India’s government-backed World food India trade show is poised to attract more than US$10bn in investment deals and generate 1m new jobs over the next three years.
Speaking at the event’s curtain-raiser, Harsimrat Kaur Badal, minister of food processing industries, said it would “reinvigorate India's position as a global food factory and a global sourcing hub” when it opens on November 3.
Outlining her vision for World Food India, Badal said: "The Indian economy has global players from both India and abroad. The government is creating the right infrastructure, an enabling environment and an innovation culture to foster strategic partnerships.
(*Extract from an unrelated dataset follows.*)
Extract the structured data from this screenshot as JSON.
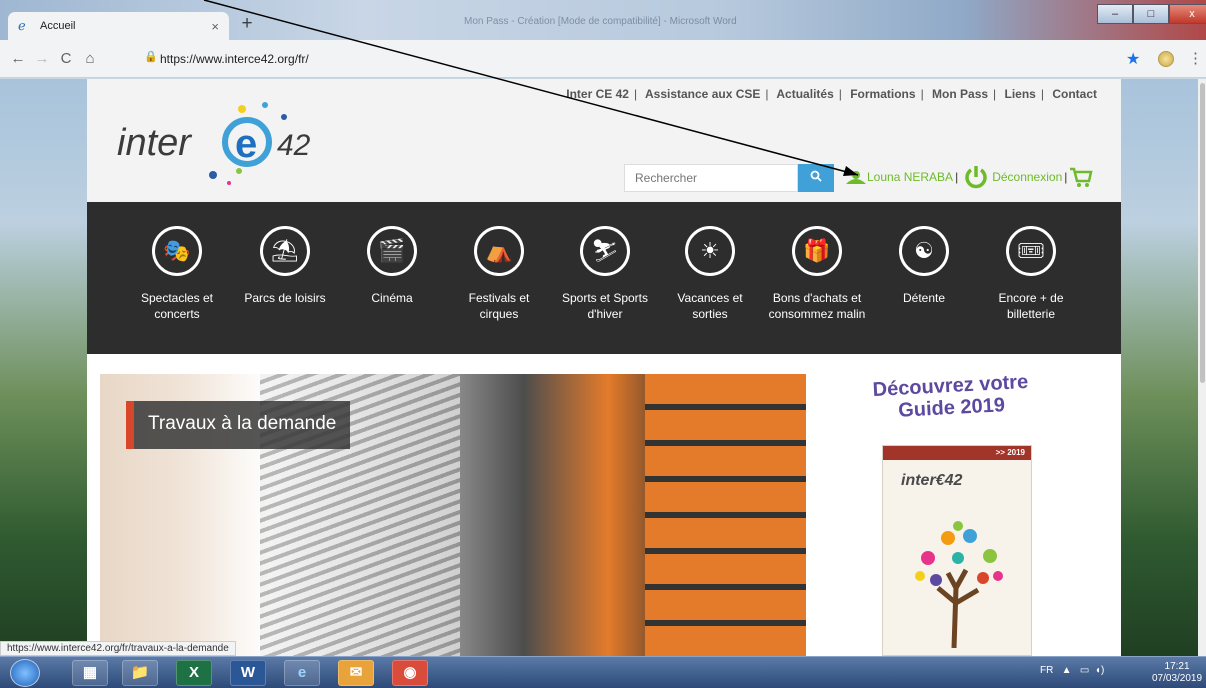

World Food India 2017 provides that platform for partnerships."
The three-day exhibition and conference will see participation from mote than 200 companies from 30 countries, 18 ministerial and business delegations, and nearly 50 global chief executives, along with bosses of leading domestic food processing companies.
In her address, Badal said the organisers had set a US$10bn investment target.
“I am happy to share that we have already achieved the target. More investment is likely to flow as we still have two-three weeks for the event,” she said, adding that this inflow would bring new jobs to food processing and ancillary segments such as retail.
“We today have a US$600bn retail sector, of which 70% is food retail, and it will treble by 2020. Expenditure on food will also double next in six years. There is a huge market,” the minister added.